What is required: Copy each line below that includes "della".

[Recorded data]
▬▬▬▬▬▬▬▬▬▬

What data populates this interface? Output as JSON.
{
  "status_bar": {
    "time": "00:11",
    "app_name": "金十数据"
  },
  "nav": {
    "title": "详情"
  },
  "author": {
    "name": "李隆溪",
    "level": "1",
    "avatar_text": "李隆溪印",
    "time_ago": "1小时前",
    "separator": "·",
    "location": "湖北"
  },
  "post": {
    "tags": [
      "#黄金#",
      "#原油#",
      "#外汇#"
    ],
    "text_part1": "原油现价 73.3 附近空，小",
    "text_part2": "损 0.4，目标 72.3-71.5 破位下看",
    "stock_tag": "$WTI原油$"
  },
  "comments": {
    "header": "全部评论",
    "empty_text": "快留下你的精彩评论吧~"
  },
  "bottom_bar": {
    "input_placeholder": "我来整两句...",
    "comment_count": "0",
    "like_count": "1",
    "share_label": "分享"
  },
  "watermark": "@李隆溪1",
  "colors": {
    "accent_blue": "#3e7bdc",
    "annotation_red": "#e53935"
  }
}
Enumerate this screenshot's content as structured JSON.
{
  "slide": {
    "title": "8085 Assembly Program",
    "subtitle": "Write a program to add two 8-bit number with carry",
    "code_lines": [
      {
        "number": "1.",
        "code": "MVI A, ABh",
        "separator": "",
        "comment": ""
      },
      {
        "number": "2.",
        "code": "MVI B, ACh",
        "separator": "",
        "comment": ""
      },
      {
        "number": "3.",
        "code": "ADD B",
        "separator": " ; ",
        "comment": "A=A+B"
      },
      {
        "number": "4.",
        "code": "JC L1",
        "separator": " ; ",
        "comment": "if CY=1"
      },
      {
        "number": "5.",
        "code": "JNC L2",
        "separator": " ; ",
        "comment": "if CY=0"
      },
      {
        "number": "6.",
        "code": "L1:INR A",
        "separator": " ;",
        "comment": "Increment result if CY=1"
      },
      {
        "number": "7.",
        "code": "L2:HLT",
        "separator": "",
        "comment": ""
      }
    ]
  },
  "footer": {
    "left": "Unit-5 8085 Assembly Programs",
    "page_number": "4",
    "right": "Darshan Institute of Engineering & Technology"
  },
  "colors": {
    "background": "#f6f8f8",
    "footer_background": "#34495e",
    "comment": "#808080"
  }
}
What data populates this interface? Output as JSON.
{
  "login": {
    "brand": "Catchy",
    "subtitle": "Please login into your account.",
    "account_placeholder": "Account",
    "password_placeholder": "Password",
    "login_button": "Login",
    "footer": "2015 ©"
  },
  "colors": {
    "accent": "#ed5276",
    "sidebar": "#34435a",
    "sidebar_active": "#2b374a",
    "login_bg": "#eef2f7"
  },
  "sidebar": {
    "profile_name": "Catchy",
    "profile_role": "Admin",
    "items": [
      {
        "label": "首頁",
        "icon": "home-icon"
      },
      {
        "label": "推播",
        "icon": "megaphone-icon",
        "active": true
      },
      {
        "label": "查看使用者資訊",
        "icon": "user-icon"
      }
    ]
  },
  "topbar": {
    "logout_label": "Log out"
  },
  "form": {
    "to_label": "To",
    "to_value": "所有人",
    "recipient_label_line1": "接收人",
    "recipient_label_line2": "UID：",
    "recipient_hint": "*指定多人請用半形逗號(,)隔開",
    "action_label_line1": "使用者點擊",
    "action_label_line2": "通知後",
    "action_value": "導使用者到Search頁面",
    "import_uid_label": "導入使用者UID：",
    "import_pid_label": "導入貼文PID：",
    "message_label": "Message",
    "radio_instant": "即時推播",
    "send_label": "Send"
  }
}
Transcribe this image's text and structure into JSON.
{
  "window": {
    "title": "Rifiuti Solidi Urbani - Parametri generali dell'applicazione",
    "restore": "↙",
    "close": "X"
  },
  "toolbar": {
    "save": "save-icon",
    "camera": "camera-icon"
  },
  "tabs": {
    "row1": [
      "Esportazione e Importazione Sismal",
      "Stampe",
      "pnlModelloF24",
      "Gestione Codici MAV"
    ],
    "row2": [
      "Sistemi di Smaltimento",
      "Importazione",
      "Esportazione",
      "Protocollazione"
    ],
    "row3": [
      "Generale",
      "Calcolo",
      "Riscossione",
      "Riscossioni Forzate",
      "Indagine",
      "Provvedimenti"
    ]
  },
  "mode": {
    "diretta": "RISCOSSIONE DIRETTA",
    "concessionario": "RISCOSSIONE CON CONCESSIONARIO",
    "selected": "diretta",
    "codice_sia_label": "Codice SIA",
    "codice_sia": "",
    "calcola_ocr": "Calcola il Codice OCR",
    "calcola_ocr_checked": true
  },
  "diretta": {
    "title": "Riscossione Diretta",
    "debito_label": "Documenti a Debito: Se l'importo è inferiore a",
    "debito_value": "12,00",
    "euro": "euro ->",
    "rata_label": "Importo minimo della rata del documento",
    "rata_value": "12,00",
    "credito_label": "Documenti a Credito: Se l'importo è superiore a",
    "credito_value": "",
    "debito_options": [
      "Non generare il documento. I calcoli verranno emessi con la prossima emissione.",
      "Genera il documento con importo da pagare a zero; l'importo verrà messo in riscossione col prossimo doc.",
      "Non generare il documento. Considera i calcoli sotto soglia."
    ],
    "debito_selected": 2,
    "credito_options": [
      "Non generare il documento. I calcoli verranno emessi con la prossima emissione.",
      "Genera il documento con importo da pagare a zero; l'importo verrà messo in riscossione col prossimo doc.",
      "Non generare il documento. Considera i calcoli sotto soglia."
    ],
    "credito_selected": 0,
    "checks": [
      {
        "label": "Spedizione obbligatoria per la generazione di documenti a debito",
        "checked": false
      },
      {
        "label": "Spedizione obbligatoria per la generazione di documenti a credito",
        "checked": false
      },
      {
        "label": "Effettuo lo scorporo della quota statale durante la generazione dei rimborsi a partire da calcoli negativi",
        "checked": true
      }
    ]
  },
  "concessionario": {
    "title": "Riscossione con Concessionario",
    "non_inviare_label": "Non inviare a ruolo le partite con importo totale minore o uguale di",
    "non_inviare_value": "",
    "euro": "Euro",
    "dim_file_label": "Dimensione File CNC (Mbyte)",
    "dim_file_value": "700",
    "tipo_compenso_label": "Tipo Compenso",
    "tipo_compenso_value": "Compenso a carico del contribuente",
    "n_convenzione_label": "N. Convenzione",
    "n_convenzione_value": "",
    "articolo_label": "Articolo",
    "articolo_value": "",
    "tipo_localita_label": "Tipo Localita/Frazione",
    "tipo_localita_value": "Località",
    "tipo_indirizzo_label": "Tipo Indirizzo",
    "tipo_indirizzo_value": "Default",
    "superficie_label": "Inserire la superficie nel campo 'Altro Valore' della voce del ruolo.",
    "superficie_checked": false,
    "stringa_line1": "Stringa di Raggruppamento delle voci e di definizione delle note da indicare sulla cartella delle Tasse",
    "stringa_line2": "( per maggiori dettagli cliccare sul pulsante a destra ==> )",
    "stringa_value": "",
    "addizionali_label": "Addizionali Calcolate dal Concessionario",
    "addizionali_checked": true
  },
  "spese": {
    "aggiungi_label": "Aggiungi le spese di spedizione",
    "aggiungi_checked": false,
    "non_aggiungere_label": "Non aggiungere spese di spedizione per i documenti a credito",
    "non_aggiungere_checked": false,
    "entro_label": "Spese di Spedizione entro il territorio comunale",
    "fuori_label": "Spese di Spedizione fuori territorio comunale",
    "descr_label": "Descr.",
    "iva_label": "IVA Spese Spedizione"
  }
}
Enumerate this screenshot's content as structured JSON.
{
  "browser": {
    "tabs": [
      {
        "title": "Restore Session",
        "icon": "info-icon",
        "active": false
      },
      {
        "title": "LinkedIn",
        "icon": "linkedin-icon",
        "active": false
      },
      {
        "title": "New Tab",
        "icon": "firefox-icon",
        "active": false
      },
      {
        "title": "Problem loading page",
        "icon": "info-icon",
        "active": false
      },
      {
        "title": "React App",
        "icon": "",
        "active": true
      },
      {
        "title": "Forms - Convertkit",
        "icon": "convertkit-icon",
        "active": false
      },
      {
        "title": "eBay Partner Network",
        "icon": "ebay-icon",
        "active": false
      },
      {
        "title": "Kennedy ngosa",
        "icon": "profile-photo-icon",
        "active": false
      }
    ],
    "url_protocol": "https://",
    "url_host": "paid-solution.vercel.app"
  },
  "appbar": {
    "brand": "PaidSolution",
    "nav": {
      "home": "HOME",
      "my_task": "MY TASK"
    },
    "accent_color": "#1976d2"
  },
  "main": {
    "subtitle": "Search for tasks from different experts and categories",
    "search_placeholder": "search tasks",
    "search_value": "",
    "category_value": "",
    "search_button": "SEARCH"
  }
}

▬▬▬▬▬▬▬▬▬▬

Expected answer:
    "rata_label": "Importo minimo della rata del documento",
        "label": "Effettuo lo scorporo della quota statale durante la generazione dei rimborsi a partire da calcoli negativi",
    "superficie_label": "Inserire la superficie nel campo 'Altro Valore' della voce del ruolo.",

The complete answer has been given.